## Your assignment
Write the records out again, exactly.

═════ Source data ═════

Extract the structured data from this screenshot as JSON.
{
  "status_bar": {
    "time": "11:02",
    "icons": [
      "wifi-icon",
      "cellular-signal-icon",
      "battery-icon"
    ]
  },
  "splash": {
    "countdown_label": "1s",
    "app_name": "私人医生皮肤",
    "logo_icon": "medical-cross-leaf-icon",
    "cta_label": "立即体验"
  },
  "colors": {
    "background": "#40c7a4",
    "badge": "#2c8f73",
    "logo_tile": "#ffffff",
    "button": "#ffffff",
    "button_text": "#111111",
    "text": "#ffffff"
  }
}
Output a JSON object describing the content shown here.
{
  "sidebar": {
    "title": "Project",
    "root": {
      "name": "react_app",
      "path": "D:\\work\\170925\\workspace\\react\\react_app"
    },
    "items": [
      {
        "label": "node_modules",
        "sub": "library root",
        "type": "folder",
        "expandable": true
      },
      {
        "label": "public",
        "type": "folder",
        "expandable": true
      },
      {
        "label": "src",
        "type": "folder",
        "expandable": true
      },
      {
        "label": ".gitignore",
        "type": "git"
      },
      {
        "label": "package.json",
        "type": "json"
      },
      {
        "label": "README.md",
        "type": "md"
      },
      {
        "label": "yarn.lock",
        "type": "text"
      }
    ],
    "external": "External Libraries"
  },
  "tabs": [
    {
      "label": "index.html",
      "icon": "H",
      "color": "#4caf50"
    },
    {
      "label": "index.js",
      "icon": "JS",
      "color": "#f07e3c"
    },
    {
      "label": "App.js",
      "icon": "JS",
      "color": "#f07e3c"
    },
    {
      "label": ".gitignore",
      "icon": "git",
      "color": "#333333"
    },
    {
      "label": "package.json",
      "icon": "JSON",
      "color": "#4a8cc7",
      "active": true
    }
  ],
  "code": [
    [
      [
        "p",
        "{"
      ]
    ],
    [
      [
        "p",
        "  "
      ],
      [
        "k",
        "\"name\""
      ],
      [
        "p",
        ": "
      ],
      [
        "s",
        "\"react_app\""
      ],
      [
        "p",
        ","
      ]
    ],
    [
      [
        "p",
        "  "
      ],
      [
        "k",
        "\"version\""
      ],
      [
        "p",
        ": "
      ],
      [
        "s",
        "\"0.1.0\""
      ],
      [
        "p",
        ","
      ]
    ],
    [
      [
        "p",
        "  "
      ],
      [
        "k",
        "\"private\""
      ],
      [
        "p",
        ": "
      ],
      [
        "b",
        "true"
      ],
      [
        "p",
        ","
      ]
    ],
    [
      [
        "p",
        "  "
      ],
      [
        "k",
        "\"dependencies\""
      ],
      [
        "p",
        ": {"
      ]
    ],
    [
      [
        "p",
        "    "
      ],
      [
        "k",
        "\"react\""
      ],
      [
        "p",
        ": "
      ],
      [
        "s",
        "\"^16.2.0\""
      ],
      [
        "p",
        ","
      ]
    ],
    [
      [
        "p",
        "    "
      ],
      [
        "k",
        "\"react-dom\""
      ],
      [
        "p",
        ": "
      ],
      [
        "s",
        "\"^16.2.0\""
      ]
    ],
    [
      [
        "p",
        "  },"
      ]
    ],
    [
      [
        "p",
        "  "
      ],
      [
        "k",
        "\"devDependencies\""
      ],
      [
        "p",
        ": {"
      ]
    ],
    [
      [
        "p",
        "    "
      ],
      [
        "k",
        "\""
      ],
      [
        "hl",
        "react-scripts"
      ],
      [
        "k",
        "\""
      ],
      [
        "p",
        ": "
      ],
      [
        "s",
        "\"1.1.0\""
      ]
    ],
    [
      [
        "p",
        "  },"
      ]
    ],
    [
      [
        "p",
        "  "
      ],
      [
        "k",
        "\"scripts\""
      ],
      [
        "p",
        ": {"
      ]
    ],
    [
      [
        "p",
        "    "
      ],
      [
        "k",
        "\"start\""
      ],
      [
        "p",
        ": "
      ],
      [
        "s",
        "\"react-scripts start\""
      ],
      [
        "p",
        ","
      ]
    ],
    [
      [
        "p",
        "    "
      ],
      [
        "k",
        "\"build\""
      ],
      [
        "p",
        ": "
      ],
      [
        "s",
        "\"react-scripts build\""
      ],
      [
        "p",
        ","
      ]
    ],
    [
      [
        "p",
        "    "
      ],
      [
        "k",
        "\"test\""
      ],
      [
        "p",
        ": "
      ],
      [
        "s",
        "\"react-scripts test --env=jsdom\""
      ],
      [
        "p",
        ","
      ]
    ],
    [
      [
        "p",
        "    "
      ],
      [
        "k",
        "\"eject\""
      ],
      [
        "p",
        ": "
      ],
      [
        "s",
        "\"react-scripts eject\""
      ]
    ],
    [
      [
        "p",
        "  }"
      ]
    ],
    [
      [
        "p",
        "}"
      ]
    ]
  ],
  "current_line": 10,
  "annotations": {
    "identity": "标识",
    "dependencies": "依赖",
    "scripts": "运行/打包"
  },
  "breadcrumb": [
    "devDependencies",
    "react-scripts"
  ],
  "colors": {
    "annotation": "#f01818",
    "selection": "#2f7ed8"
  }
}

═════

## Answer to this exercise
Extract the structured data from this screenshot as JSON.
{
  "status_bar": {
    "time": "11:02",
    "icons": [
      "wifi-icon",
      "cellular-signal-icon",
      "battery-icon"
    ]
  },
  "splash": {
    "countdown_label": "1s",
    "app_name": "私人医生皮肤",
    "logo_icon": "medical-cross-leaf-icon",
    "cta_label": "立即体验"
  },
  "colors": {
    "background": "#40c7a4",
    "badge": "#2c8f73",
    "logo_tile": "#ffffff",
    "button": "#ffffff",
    "button_text": "#111111",
    "text": "#ffffff"
  }
}
Output a JSON object describing the content shown here.
{
  "sidebar": {
    "title": "Project",
    "root": {
      "name": "react_app",
      "path": "D:\\work\\170925\\workspace\\react\\react_app"
    },
    "items": [
      {
        "label": "node_modules",
        "sub": "library root",
        "type": "folder",
        "expandable": true
      },
      {
        "label": "public",
        "type": "folder",
        "expandable": true
      },
      {
        "label": "src",
        "type": "folder",
        "expandable": true
      },
      {
        "label": ".gitignore",
        "type": "git"
      },
      {
        "label": "package.json",
        "type": "json"
      },
      {
        "label": "README.md",
        "type": "md"
      },
      {
        "label": "yarn.lock",
        "type": "text"
      }
    ],
    "external": "External Libraries"
  },
  "tabs": [
    {
      "label": "index.html",
      "icon": "H",
      "color": "#4caf50"
    },
    {
      "label": "index.js",
      "icon": "JS",
      "color": "#f07e3c"
    },
    {
      "label": "App.js",
      "icon": "JS",
      "color": "#f07e3c"
    },
    {
      "label": ".gitignore",
      "icon": "git",
      "color": "#333333"
    },
    {
      "label": "package.json",
      "icon": "JSON",
      "color": "#4a8cc7",
      "active": true
    }
  ],
  "code": [
    [
      [
        "p",
        "{"
      ]
    ],
    [
      [
        "p",
        "  "
      ],
      [
        "k",
        "\"name\""
      ],
      [
        "p",
        ": "
      ],
      [
        "s",
        "\"react_app\""
      ],
      [
        "p",
        ","
      ]
    ],
    [
      [
        "p",
        "  "
      ],
      [
        "k",
        "\"version\""
      ],
      [
        "p",
        ": "
      ],
      [
        "s",
        "\"0.1.0\""
      ],
      [
        "p",
        ","
      ]
    ],
    [
      [
        "p",
        "  "
      ],
      [
        "k",
        "\"private\""
      ],
      [
        "p",
        ": "
      ],
      [
        "b",
        "true"
      ],
      [
        "p",
        ","
      ]
    ],
    [
      [
        "p",
        "  "
      ],
      [
        "k",
        "\"dependencies\""
      ],
      [
        "p",
        ": {"
      ]
    ],
    [
      [
        "p",
        "    "
      ],
      [
        "k",
        "\"react\""
      ],
      [
        "p",
        ": "
      ],
      [
        "s",
        "\"^16.2.0\""
      ],
      [
        "p",
        ","
      ]
    ],
    [
      [
        "p",
        "    "
      ],
      [
        "k",
        "\"react-dom\""
      ],
      [
        "p",
        ": "
      ],
      [
        "s",
        "\"^16.2.0\""
      ]
    ],
    [
      [
        "p",
        "  },"
      ]
    ],
    [
      [
        "p",
        "  "
      ],
      [
        "k",
        "\"devDependencies\""
      ],
      [
        "p",
        ": {"
      ]
    ],
    [
      [
        "p",
        "    "
      ],
      [
        "k",
        "\""
      ],
      [
        "hl",
        "react-scripts"
      ],
      [
        "k",
        "\""
      ],
      [
        "p",
        ": "
      ],
      [
        "s",
        "\"1.1.0\""
      ]
    ],
    [
      [
        "p",
        "  },"
      ]
    ],
    [
      [
        "p",
        "  "
      ],
      [
        "k",
        "\"scripts\""
      ],
      [
        "p",
        ": {"
      ]
    ],
    [
      [
        "p",
        "    "
      ],
      [
        "k",
        "\"start\""
      ],
      [
        "p",
        ": "
      ],
      [
        "s",
        "\"react-scripts start\""
      ],
      [
        "p",
        ","
      ]
    ],
    [
      [
        "p",
        "    "
      ],
      [
        "k",
        "\"build\""
      ],
      [
        "p",
        ": "
      ],
      [
        "s",
        "\"react-scripts build\""
      ],
      [
        "p",
        ","
      ]
    ],
    [
      [
        "p",
        "    "
      ],
      [
        "k",
        "\"test\""
      ],
      [
        "p",
        ": "
      ],
      [
        "s",
        "\"react-scripts test --env=jsdom\""
      ],
      [
        "p",
        ","
      ]
    ],
    [
      [
        "p",
        "    "
      ],
      [
        "k",
        "\"eject\""
      ],
      [
        "p",
        ": "
      ],
      [
        "s",
        "\"react-scripts eject\""
      ]
    ],
    [
      [
        "p",
        "  }"
      ]
    ],
    [
      [
        "p",
        "}"
      ]
    ]
  ],
  "current_line": 10,
  "annotations": {
    "identity": "标识",
    "dependencies": "依赖",
    "scripts": "运行/打包"
  },
  "breadcrumb": [
    "devDependencies",
    "react-scripts"
  ],
  "colors": {
    "annotation": "#f01818",
    "selection": "#2f7ed8"
  }
}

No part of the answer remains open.